Basically, they create their art in spring and fall, then hit the road to sell it. "We boondock probably ninety-five percent of the time. We will stay in campgrounds if there is nowhere else near art shows to stay, as sometimes happens in Arizona." Even though they boondock a lot, they still usually at least have some cellphone receptivity. "Coverage has gotten so much better over the years. We might only have 3g, or it's really slow in general but we can usually at least check emails."
If you are interested in the nitty-gritty of how the Hones boondock--sometimes with their big rig for two weeks at a time--and deal with water, electricity, food, and disposal, their blog article "How We Full Time RV and Boondock All the Time" explains how they do it, with words and photos.
One of their favorite places to camp is near the wild horses in Utah, and that is also photographically motivated. They also enjoy the Jackson, Wyoming, area, which Mary feels is "a photographer's paradise." Al find inspiration for new sculptures or his digital art from the wildlife encountered during their camping travels. He takes photos as references for his art.
|Multi-media photo by Mary; table by Al|
There is definitely a relationship between their art and their lifestyle. For Mary, "it's the wildlife we encounter everywhere." Wildlife photography is her photographic passion. "My new fine art photography pieces, and in turn the mixed media art created from them, wouldn't be possible without good photo subjects. I am always looking for something different in regards to photographing wildlife, and that is the start of the art process for me."
As a sculptor, Al watches the movements of the animals, and studies their bodies and muscle structure. Mary says that he "is very accurate in the anatomy of his sculptures, and a lot of that is simply from observation." Al sums up his inspirational lifestyle with the observation that creating his art on the road "allows me the freedom of expression that art needs in order to grow."
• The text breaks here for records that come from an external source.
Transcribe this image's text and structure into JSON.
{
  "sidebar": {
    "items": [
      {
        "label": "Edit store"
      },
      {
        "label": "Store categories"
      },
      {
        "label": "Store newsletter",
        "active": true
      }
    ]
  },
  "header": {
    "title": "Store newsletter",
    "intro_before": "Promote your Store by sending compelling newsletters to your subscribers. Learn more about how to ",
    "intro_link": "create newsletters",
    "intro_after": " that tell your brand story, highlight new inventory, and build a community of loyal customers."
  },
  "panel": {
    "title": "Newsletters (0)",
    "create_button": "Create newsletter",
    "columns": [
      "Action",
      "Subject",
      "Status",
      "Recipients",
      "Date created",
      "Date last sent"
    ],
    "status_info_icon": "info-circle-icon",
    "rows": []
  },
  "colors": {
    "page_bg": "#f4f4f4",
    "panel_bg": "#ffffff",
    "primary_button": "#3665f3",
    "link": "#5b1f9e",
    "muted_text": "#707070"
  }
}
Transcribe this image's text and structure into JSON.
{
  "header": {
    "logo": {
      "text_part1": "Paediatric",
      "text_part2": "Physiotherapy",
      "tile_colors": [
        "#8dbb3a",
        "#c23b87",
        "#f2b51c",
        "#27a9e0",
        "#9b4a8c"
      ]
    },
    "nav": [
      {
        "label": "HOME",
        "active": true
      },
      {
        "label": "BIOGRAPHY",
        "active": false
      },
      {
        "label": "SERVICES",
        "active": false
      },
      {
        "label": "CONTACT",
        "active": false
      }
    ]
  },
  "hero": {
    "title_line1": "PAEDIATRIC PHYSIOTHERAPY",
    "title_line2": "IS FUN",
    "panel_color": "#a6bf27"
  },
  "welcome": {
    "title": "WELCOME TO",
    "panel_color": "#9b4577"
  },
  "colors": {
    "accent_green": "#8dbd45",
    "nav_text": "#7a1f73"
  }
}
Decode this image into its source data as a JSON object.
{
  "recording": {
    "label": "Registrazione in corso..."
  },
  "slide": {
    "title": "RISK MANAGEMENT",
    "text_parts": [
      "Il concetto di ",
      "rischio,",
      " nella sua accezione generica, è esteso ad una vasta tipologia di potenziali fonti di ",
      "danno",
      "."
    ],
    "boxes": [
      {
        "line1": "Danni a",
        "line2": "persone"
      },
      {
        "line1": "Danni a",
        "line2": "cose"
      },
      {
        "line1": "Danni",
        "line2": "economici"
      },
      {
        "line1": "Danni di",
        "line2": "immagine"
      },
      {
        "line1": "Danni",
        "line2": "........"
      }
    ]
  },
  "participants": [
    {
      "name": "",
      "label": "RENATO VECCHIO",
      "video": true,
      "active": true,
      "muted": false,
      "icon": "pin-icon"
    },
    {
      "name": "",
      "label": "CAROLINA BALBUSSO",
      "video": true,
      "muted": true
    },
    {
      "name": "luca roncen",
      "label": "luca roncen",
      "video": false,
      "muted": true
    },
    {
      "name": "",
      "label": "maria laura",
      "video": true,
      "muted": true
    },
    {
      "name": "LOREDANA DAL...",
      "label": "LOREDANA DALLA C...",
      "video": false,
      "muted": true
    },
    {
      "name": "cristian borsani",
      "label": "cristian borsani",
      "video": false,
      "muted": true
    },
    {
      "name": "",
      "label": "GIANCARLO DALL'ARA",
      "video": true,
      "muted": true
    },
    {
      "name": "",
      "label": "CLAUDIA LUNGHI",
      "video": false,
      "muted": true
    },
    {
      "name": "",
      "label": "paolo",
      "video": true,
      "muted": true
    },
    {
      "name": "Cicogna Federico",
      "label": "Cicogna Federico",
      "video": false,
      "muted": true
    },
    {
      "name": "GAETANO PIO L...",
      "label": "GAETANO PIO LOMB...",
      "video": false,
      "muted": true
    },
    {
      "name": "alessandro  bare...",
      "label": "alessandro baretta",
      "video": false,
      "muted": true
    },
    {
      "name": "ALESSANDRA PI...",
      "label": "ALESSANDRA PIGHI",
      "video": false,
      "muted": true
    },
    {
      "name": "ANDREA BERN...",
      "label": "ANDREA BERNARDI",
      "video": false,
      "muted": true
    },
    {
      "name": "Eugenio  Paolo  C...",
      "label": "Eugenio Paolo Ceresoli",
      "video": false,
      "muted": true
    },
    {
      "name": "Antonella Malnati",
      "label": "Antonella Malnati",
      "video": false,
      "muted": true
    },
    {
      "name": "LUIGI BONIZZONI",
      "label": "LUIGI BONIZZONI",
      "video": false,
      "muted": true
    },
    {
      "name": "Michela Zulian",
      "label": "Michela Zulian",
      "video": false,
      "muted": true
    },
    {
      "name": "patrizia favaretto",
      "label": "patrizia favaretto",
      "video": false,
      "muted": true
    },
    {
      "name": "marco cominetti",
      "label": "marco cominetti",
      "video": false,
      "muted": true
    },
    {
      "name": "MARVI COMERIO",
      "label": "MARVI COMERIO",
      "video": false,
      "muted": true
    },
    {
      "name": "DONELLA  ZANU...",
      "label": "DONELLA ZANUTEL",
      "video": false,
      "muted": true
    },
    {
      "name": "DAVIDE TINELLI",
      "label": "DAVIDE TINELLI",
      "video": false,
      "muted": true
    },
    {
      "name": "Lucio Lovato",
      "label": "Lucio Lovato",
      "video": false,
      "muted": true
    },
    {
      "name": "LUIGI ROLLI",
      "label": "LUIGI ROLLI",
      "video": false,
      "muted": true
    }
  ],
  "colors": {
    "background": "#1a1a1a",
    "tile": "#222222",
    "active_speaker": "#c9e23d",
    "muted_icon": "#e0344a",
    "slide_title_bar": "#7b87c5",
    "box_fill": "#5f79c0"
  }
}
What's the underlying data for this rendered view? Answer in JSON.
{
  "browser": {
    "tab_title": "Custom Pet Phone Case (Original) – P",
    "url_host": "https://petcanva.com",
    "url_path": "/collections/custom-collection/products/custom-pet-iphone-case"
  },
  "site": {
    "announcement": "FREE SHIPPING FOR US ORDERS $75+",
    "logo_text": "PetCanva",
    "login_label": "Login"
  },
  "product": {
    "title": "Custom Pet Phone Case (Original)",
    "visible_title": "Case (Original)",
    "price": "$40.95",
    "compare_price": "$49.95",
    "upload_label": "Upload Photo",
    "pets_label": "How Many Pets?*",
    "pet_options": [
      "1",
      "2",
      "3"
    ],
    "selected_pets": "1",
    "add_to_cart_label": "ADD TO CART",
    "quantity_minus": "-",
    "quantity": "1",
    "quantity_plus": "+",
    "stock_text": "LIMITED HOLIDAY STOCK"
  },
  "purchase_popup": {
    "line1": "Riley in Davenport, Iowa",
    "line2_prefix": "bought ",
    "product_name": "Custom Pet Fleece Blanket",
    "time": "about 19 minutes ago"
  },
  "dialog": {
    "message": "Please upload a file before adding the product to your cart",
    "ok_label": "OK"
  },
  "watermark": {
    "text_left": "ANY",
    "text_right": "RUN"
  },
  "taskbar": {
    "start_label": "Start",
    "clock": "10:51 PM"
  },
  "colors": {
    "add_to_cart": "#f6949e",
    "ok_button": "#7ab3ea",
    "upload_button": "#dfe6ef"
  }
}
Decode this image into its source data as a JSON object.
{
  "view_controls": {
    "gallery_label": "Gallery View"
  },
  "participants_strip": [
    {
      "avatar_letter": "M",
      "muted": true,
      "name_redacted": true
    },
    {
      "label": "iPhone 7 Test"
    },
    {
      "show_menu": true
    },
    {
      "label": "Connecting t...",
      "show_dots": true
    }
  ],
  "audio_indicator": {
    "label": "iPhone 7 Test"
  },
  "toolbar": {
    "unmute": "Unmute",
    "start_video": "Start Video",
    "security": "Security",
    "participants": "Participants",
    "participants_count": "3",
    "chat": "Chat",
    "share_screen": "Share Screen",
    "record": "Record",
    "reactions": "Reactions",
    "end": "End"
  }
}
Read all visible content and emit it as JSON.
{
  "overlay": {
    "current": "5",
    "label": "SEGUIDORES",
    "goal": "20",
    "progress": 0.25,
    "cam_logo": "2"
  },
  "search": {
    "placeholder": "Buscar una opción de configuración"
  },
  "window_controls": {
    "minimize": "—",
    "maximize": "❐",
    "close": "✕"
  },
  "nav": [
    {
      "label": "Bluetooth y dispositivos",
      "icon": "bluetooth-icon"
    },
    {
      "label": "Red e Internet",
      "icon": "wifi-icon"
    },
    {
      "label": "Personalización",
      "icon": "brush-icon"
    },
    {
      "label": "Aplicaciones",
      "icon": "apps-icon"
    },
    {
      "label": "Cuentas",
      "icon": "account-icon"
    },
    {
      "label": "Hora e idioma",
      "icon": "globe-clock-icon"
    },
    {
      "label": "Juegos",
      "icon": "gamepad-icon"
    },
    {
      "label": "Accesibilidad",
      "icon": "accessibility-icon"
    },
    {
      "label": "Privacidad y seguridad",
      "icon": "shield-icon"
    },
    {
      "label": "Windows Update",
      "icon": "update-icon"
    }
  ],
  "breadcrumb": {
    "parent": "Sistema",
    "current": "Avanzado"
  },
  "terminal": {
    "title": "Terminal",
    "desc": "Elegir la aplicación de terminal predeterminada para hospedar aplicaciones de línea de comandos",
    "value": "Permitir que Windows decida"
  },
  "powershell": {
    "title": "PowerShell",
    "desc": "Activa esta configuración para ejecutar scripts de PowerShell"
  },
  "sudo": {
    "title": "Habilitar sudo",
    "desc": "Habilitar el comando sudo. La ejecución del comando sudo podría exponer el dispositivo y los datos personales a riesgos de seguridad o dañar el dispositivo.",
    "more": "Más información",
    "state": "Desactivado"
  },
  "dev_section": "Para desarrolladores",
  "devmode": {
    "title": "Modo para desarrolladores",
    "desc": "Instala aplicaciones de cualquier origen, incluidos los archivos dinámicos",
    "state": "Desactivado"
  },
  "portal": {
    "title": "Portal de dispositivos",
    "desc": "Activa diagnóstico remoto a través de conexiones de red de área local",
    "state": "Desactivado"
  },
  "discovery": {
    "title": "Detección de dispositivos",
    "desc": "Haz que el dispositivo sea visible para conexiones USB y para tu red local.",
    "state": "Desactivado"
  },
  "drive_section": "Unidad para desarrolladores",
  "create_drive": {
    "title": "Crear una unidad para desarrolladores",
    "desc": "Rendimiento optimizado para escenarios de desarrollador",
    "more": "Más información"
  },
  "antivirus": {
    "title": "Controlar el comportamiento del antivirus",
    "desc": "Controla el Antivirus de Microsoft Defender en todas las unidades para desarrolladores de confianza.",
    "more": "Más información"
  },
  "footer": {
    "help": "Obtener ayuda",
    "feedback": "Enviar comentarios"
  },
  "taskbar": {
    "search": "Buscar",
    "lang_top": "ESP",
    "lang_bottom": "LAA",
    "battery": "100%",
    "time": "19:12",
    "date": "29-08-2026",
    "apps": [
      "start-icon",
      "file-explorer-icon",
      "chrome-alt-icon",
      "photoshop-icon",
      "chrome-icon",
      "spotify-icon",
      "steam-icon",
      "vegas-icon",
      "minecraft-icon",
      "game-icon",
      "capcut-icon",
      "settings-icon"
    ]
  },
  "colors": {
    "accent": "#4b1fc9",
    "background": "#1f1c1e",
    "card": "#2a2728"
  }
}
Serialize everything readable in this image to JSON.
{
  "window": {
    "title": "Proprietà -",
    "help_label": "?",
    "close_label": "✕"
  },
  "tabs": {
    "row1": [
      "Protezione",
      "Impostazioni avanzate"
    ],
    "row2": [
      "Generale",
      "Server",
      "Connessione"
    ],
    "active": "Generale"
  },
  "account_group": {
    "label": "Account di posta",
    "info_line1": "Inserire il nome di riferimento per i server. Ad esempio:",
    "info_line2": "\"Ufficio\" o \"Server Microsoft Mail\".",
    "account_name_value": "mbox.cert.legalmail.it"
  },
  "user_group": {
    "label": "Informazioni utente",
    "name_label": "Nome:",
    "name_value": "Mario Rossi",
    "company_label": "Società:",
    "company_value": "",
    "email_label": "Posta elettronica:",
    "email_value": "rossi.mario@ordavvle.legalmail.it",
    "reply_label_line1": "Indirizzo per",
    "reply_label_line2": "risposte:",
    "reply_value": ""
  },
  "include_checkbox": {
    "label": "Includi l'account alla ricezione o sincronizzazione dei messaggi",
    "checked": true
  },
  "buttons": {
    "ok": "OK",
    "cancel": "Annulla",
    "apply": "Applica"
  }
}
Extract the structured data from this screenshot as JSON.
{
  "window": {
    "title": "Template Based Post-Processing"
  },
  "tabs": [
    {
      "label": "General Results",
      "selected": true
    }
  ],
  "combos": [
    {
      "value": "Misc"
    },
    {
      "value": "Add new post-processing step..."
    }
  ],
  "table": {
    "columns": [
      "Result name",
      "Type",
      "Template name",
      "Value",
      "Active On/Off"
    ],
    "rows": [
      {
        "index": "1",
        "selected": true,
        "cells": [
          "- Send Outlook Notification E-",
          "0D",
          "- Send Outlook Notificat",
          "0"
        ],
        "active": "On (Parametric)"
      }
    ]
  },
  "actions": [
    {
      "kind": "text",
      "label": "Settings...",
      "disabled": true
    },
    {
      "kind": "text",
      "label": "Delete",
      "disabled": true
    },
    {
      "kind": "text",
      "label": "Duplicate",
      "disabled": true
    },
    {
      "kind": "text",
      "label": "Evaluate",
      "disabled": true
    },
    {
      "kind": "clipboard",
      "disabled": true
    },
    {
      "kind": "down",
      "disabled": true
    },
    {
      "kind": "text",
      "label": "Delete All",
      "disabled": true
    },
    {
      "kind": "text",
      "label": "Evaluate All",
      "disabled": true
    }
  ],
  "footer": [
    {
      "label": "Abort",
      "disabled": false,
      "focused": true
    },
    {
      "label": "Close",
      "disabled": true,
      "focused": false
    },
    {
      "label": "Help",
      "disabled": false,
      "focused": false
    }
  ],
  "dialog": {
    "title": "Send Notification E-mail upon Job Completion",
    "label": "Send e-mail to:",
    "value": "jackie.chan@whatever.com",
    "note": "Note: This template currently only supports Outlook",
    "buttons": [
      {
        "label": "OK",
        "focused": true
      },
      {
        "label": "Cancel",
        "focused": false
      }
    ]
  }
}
The Hones feel they will continue their full-time RV life for some time "and have no plans to quit until we have to. "We would like to relocate our shop/studio to someplace better, and that is hopefully something that can happen in the near future. We like Arizona and will probably try to find someplace there. We would like to eventually have a small home there, too, as it's where we would like to 'retire' if that's a thing."
In the meantime, as Al says, they will continue to find artistic inspiration "from all the beautiful places we go."
(All photographs in this article were taken by Al and Mary Hone, used with permission. Contact the Hones at their webpage if seeking permission.)
(To read all the Green Goddess Glamping art and craft articles, check out the Art and Craft Activities label URL, which aggregates all similar posts.)